"I think everything has gone very, very well," said Gary Branum, board member and past president of the Great River Soy Processing Co-op. "The plant really looks good, inside and out."

The plant will use soybean oil to produce biodiesel fuel. "We're rated at 5 million gallons per year," Polivick said. He said it takes about a gallon of soybean oil to produce a gallon of biodiesel.

The Co-op had discussed also using chicken fat to produce biodiesel in addition to soybean oil but have since decided against it. "It just creates a lot of problems in equipment and with the final product," Branum said.

Construction on the plant began in November, according to Polivick. The construction cost is coming in at a little under $5 million, he said.

"The original contract amount was $4.7, $4.8 million and that's about where we're landing," Polivick said. The contracting firm for the plant's construction is Process Concepts of Fenton.

The plant's production building, which is 100 feet by 120 feet, has room for two processing units but will start out with just one.

"The equipment is not particularly large," Polivick said. "We hope to be able to put in another one in the not-to-distant future."

Upon starting production, the plant will employee 10 people -- eight shift workers and a secretary, who has already been hired, in addition to the plant manager. Accordingly, Polivick anticipates hiring eight more soon.

"I have done interviews, I have identified the people I would like to hire and notified them of that, but I have not hired them yet," Polivick said.

Polivick said the plant will not have to double the staff to operate a second processing unit but would probably just need to add four positions.

He said plans are to have two men working each shift. The plant will run 24 hours per day, seven days a week, according to Polivick.

"With an additional production unit, I would probably want three men on each shift," he said.

Co-op officials are hoping they will see not only the plant's completion over the next couple of months but also a change in the price of soybean oil.

"Market conditions are a bit crazy right now -- soybean oil has hit a three-

year high the last four days in a row," Polivick said. "Right now it would be a challenge to turn a profit."

Polivick said it appears that speculators are buying soybean oil as an investment but believes they have bought about all they will buy by now. "There's expectations that those oil prices will come down soon," he said.

There also appears to be an increasing interest in the product.

"Biodiesel is doing very well.

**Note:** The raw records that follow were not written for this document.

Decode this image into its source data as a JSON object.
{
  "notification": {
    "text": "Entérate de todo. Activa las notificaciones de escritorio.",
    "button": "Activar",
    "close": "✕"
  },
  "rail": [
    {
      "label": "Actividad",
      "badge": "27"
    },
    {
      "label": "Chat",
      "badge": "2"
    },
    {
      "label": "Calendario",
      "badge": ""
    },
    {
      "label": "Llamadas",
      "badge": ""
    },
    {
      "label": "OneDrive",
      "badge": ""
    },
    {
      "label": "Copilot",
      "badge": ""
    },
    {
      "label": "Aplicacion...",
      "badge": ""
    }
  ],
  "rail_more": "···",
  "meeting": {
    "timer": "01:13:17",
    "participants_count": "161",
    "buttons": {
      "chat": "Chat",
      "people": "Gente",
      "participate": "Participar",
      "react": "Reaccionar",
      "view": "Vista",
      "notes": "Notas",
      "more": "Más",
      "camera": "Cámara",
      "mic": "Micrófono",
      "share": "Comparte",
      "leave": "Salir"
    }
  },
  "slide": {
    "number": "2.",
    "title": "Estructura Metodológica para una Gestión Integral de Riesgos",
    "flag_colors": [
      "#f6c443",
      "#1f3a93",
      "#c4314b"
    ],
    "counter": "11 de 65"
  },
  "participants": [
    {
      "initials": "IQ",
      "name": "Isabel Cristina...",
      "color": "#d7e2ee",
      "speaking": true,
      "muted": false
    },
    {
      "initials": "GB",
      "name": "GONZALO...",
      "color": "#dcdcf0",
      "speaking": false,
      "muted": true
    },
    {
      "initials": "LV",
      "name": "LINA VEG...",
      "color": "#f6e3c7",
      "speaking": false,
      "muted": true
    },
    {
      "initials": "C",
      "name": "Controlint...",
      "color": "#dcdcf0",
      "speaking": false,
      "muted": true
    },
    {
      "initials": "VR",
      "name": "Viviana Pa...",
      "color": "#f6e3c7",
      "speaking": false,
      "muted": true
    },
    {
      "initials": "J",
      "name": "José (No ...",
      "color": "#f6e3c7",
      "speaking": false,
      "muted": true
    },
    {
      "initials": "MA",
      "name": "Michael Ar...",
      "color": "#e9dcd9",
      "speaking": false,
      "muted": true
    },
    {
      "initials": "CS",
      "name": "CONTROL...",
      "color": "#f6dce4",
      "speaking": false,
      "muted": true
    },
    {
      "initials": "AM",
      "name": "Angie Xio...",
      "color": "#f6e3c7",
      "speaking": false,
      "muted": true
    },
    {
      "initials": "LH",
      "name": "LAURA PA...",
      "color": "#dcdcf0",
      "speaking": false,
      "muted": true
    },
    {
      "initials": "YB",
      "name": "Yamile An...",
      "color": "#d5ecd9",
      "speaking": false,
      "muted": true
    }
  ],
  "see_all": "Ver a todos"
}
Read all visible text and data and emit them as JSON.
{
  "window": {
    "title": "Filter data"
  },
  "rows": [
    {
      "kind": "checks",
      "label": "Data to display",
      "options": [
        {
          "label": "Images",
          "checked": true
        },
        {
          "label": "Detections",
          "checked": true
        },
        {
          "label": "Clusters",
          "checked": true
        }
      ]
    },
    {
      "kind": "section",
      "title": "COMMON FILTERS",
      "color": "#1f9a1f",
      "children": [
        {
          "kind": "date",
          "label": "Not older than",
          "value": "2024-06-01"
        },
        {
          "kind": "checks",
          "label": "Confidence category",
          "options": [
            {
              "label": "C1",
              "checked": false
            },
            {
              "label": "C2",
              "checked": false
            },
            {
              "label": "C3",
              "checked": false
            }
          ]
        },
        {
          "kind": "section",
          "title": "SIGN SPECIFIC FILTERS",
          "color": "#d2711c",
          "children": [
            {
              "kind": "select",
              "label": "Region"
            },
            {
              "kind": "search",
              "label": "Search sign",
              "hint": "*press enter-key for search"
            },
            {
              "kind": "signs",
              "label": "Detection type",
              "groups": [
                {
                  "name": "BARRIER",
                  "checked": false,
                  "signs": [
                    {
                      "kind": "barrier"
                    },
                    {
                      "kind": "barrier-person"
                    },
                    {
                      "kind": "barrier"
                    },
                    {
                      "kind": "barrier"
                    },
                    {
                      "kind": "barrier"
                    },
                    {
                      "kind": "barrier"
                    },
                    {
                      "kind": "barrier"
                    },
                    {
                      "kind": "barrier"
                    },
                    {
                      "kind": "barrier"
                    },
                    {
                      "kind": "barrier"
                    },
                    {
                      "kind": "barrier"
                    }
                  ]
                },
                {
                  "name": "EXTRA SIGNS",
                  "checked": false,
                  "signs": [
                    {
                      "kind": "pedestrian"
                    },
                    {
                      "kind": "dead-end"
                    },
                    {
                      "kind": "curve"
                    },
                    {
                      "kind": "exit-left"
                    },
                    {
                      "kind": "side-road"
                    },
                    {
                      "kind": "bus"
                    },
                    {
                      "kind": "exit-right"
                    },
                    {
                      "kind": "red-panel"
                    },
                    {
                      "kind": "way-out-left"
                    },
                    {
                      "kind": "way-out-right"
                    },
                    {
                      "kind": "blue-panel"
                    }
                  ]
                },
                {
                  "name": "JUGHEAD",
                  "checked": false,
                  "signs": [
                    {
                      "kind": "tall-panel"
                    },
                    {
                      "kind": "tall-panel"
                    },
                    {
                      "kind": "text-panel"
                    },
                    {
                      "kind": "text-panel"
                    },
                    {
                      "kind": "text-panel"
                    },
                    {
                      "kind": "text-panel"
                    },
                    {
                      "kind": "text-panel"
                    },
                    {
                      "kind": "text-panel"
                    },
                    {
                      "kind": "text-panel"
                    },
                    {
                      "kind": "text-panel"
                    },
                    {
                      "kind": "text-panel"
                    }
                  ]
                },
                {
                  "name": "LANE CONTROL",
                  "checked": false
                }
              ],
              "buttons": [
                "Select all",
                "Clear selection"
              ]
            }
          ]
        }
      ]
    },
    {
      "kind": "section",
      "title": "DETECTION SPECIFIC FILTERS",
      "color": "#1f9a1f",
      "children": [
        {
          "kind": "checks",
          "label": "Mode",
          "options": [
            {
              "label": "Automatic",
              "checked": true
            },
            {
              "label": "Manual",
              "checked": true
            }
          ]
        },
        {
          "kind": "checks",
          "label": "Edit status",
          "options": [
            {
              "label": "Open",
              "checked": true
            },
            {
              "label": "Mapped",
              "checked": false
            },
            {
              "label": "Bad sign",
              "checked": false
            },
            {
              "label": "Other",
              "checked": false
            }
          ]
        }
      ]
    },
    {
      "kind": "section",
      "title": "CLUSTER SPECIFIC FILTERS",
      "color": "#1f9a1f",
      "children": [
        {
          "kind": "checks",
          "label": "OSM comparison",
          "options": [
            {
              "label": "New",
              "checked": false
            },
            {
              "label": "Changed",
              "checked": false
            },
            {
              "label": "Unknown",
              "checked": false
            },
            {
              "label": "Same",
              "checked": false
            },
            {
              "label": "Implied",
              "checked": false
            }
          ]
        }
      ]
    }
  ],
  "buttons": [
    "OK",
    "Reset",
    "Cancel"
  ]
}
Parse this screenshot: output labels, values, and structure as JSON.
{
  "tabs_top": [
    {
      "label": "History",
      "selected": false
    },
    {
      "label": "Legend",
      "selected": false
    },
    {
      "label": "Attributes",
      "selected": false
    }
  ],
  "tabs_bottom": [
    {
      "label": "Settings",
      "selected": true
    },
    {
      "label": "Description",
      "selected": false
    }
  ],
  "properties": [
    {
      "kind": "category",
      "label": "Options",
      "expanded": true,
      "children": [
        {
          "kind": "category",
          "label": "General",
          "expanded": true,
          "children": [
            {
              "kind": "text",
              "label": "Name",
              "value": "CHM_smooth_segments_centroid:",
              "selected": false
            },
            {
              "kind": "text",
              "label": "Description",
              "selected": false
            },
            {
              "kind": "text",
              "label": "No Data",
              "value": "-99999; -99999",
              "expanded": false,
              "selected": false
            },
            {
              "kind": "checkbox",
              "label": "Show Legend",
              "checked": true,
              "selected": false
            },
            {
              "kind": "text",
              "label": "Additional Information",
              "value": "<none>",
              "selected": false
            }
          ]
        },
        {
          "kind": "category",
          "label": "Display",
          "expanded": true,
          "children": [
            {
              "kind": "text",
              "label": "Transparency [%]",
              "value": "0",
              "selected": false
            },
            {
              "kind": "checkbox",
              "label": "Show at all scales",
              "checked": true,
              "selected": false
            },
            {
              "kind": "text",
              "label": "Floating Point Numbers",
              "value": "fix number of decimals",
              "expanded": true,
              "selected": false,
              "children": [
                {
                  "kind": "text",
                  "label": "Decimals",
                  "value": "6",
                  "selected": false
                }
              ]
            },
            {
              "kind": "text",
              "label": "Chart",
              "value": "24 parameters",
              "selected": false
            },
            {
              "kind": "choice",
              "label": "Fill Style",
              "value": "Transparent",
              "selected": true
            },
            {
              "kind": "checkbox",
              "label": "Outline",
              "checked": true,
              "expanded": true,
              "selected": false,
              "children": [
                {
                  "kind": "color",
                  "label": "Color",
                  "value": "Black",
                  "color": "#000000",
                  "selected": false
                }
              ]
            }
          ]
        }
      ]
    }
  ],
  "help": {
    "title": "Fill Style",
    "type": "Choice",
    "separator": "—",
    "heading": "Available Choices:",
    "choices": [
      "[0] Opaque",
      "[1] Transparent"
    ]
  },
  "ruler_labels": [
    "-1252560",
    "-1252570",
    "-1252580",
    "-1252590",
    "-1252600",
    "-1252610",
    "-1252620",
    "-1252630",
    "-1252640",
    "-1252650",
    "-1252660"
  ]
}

There are other plants already in production and they're selling their products as fast as they can make it," Branum said.

Polivick said he would like to see demand for biodiesel increase locally.

"I am hoping to see some increased awareness in the general public about the availability of alternative fuels and the use of them," he said.

Polivick said he hopes to see the number of small users increase, "not just the big guys using it."